|Prerequisites:||Foundation Essentials Required|
|Community Change||Requirement (Host)|
|Mgmt & Leadership|
|Policy & Political|
|Children & Families|
This class will focus on the theories and practices for community change, with emphasis on the relationships between theory and practice (‘praxis’). It will familiarize students to a range of critical change theories and core concepts and help students to develop their own understanding of frameworks for community change. Students will engage with different theories in examining community change, which may include critical intersectionality, critical race, empowerment and liberation, social movement, and feminist theories, as examples.
It will also look to historical and contemporary examples of community and social change movements to explore theory and practice including US and global community change movements, and the work of organic intellectuals and social change leaders (e.g. Grace Lee Boggs, Ella Baker, Myles Horton, ACT-UP, Black Lives Matter, #metoo, Standing Rock Sioux Tribe, Zapatistas, #GirlsLikeUs, World Social Forum, Climate Change).
Throughout the class, students will also use these examples to examine and understand the major range of models and practices for engaging in community change, for example: community organizing, community development, community-based policy advocacy, and popular education, and be able to assess the differences, purposes, and theoretical basis for the practices.
For Community Change Pathway participants:
We strongly recommend that this course be taken before or concurrently with the other required pathway class.
1. Describe, compare, and contrast several types of critical theories about social and community change. (EPAS 7)
2. Identify theories relevant to particular goal and problem areas, and critique their strengths and limitations. (EPAS 7)
3. Critique different theories as to their assumptions, origins, relevance for different social problems, and relevance for marginalized and oppressed groups inclusive of a broad range of intersecting diversity dimensions. (EPAS 4, 5)
4. Apply particular theories to different areas of social work practice. (EPAS 7)
This course will use varied format including:
● Small group & whole group engaged learning activities
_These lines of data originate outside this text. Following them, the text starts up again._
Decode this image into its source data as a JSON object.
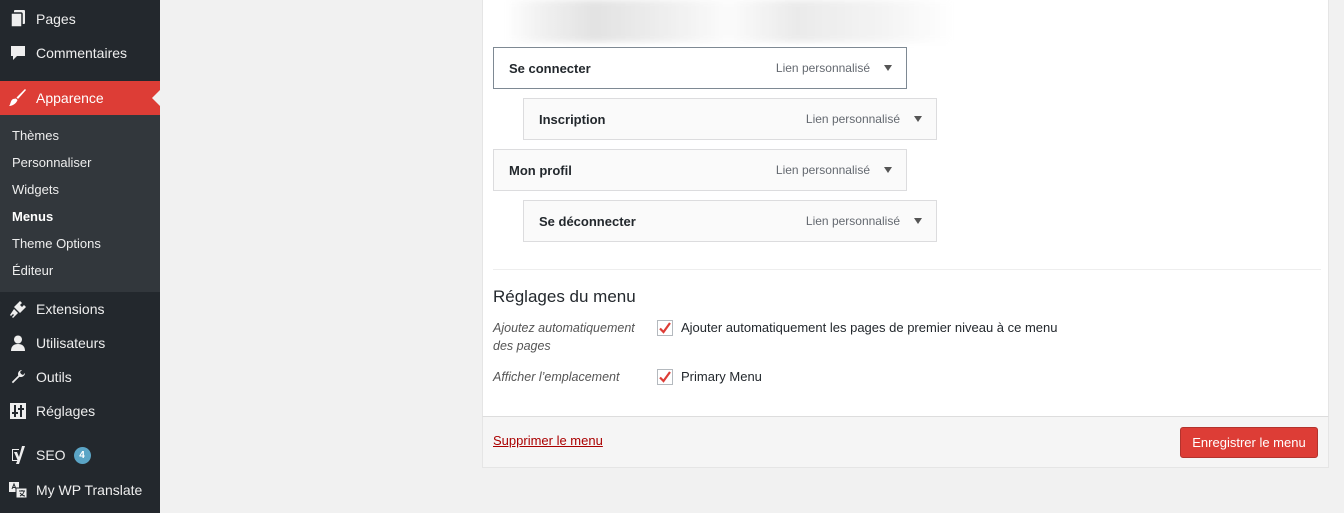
{
  "sidebar": {
    "top_items": [
      {
        "label": "Pages",
        "icon": "pages-icon"
      },
      {
        "label": "Commentaires",
        "icon": "comments-icon"
      },
      {
        "label": "Apparence",
        "icon": "paintbrush-icon",
        "active": true
      }
    ],
    "submenu": [
      {
        "label": "Thèmes"
      },
      {
        "label": "Personnaliser"
      },
      {
        "label": "Widgets"
      },
      {
        "label": "Menus",
        "current": true
      },
      {
        "label": "Theme Options"
      },
      {
        "label": "Éditeur"
      }
    ],
    "bottom_items": [
      {
        "label": "Extensions",
        "icon": "plugins-icon"
      },
      {
        "label": "Utilisateurs",
        "icon": "users-icon"
      },
      {
        "label": "Outils",
        "icon": "wrench-icon"
      },
      {
        "label": "Réglages",
        "icon": "settings-icon"
      },
      {
        "label": "SEO",
        "icon": "yoast-icon",
        "badge": "4"
      },
      {
        "label": "My WP Translate",
        "icon": "translate-icon"
      }
    ],
    "colors": {
      "background": "#23282d",
      "submenu_bg": "#32373c",
      "active": "#dd3d36",
      "badge": "#5ba5c6"
    }
  },
  "menu_structure": {
    "entries": [
      {
        "title": "Se connecter",
        "type": "Lien personnalisé",
        "depth": 0
      },
      {
        "title": "Inscription",
        "type": "Lien personnalisé",
        "depth": 1
      },
      {
        "title": "Mon profil",
        "type": "Lien personnalisé",
        "depth": 0
      },
      {
        "title": "Se déconnecter",
        "type": "Lien personnalisé",
        "depth": 1
      }
    ]
  },
  "menu_settings": {
    "title": "Réglages du menu",
    "auto_add": {
      "label": "Ajoutez automatiquement des pages",
      "option": "Ajouter automatiquement les pages de premier niveau à ce menu",
      "checked": true
    },
    "location": {
      "label": "Afficher l’emplacement",
      "option": "Primary Menu",
      "checked": true
    }
  },
  "footer": {
    "delete_label": "Supprimer le menu",
    "save_label": "Enregistrer le menu"
  }
}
● Innovative designs- web-based, videos, flipped classrooms
● Discussion and interactive formats, e.g. book clubs, presentations, debates
● Historical case-studies to examine community change
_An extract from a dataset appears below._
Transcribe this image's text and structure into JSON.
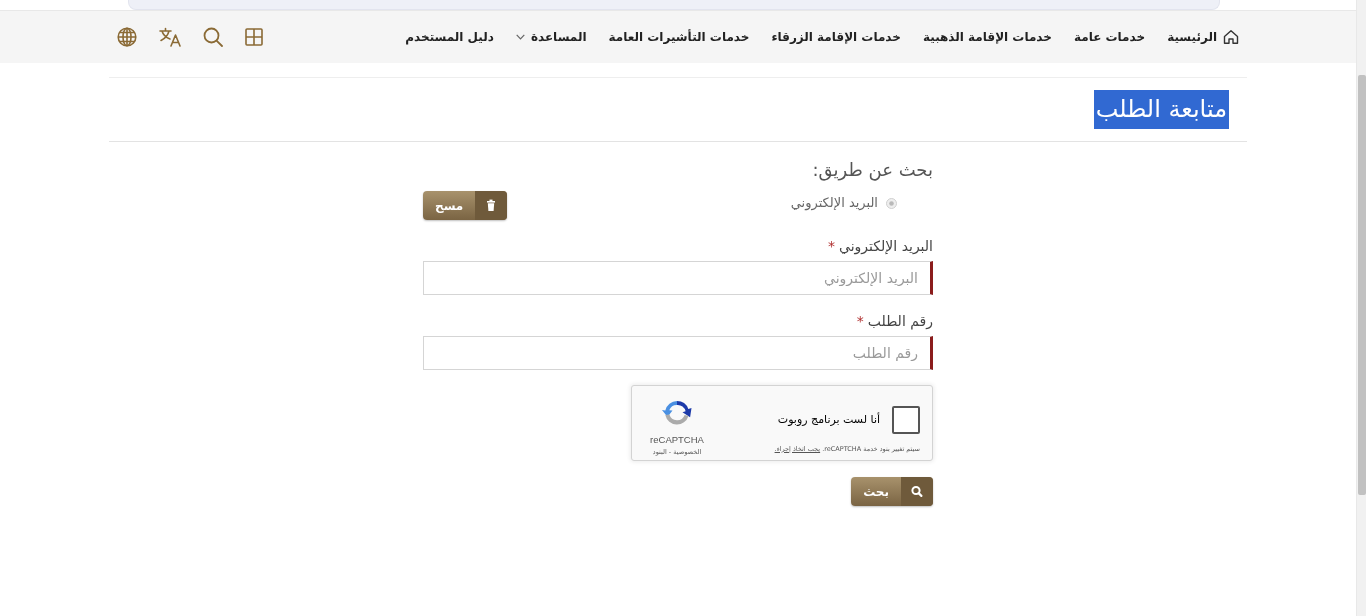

● Praxis- focused, linking theory to practice and action.
University of Michigan
School of Social Work
1080 South University Avenue
Ann Arbor, MI 48109-1106